Usain Bolt was on fire at Saturday night's Jamaica International Invitation, posting a sizzling 9.76sec, the second fastest 100m time ever.
The Jamaica International is one of a select group of Area meetings at which points can be acquired by athletes to qualify for the IAAF / VTB Bank World Athletics Final, to be held on 13-14 September in Stuttgart.
Bolt, the World Championships silver medallist, finished within two hundredths of a second outside countryman Asafa Powell's world record of 9.74. Bolt's performance now sees Jamaica with the world's two fastest men, and the top five times in the history of the event – Powell (9.74, 9.77 three times) and Bolt (9.76).
The world junior 200m record holder at 19.93 seconds, Bolt, led four world leading times on the night. Americans Lashinda Demus, Kerron Clement and Jamaican Kerron Stewart also achieved world leading marks.
Bolt surprised, but his coach wasn't

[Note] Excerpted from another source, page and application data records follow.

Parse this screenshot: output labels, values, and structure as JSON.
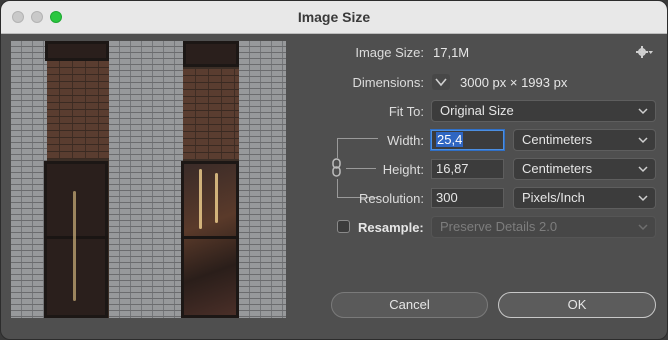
{
  "window": {
    "title": "Image Size"
  },
  "info": {
    "image_size_label": "Image Size:",
    "image_size_value": "17,1M",
    "dimensions_label": "Dimensions:",
    "dimensions_value": "3000 px  ×  1993 px"
  },
  "fit_to": {
    "label": "Fit To:",
    "value": "Original Size"
  },
  "width": {
    "label": "Width:",
    "value": "25,4",
    "unit": "Centimeters"
  },
  "height": {
    "label": "Height:",
    "value": "16,87",
    "unit": "Centimeters"
  },
  "resolution": {
    "label": "Resolution:",
    "value": "300",
    "unit": "Pixels/Inch"
  },
  "resample": {
    "label": "Resample:",
    "checked": false,
    "method": "Preserve Details 2.0"
  },
  "buttons": {
    "cancel": "Cancel",
    "ok": "OK"
  },
  "icons": {
    "settings": "gear-icon",
    "link": "chain-link-icon",
    "dropdown": "chevron-down-icon"
  },
  "colors": {
    "accent": "#2f66c2",
    "maximize": "#2ac73f"
  }
}
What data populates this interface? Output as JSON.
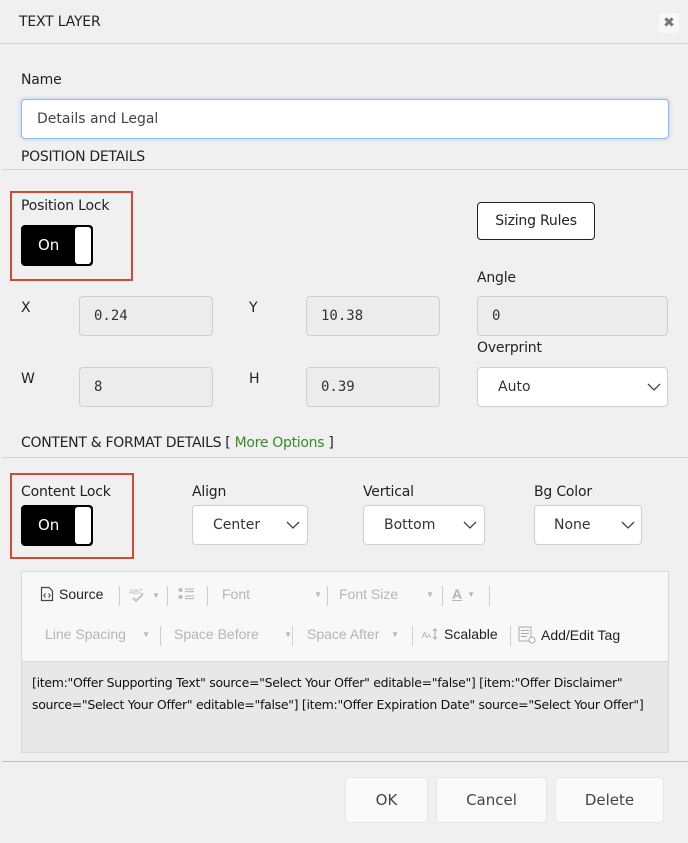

But, the attention cannot be too much for the Central American and Caribbean 200m record holder at 19.75 seconds, especially since he held his nerve after two false starts to blaze to such an impressive time – one which was the talking point on everyone's lips leaving the stadium.
Even his rival in the 200m, world sprint double champion Tyson Gay, who said: "It (performance) was beautiful. He was very smooth and he executed very well."
As for Bolt, who had a 1.8 m/sec wind, inside the legal limit of 2.0m/sec, admitted he was a bit shocked by the time.
"I was definitely surprised when I saw the time," said Bolt, who said he "I was in shape for a 9.85."
Asked if the performance meant he was closing in on compatriot Powell's World record of 9.74, Bolt, whose time beat Powell's stadium record of 9.84 and the world leading time of 10.00 by Trinidad & Tobago's Richard Thompson, replied: "You never know, you never know."
American Darvis Patton was second in 10.08 seconds while Antiguan Daniel Bailey was third in 10.12 in the event.
Bolt's coach Glen Mills, according to him, was the only person who was not surprised at the athlete's cracker. "I am not surprise because he has been doing well in training ... this is just the beginning," he promised.
Parade of impressive world leads
Stewart, a member of Jamaica's silver medal 4x100m team at last year's World Championships in Osaka, also blazed the track to win the women's 100m in 10.96 – her first sub-11 seconds time.
She was delighted: "I could not ask for more," she said. "I just pray that it stay that way right to the Olympic," added Stewart, who beat the previous best season best of 11.06 held by Kelly-Ann Baptiste of Trinidad & Tobago.
In the 400m Hurdles, American Clement, the world champion, took the men's race in 47.79 seconds, ahead of Danny McFarlane of Jamaica (48.74) and Michael Tinsely of United States (48.84).
"It was a great race. I just came out here and executed to my plans," Clement explained. He said he was not surprised with the fast time, which beat the previous 2008 best of 48.32 by his compatriot Bershawn Jackson.
"I made up my mind that I was coming out here to run 47 seconds," he added.
In the women's 400m Hurdles, Demus won in 54.83 seconds, beating Jamaican Shevon Stoddart (55.68) and American Markita James (56.79). Demus’s time beat the previous season best of Tiffany Williams, also of the United States (54.97).
Gay opens with 20.00 victory, junior Knight upsets Campbell-Brown
Meanwhile, World sprint double champion Tyson Gay took the men's 200m in 20.00, beating Chris Williams of Jamaica (20.78) while 19-year-old Bianca Knight (22.62) upset Olympic champion Veronica Campbell-Brown (22.93) in the women's event.
Gay said his warm-up was a little bit off, but added: "It still was a great run for me."
Knight, who turned 19 this year and still a junior, was also third in the 100m, clocking 11.11, also a personal best.
American Sanya Richards won the women's 400m in 50.60 seconds.
Richards, who handily beat Jamaicans Novlene Williams-Mills (51.63) and Sonita Sutherland (52.94), said she wanted to run faster, but was affected after sitting down for too long.
"I am happy with the win, but I wish it was a little faster," she said while adding, "It was pretty windy on the backstretch also."
In the field, Jamaicans Herbert McGregor (7.74m) and James Beckford (7.60m) finished one-two in the men's Long Jump while American Funmi Jimoh (6.57m) beat Jamaican Jovanee Jarrett (6.57m).
Jamaican Dorian Scott (20.51m) won the men's shot put. American Dan Taylor (20.43m) was second.
Anthony Foster for the IAAF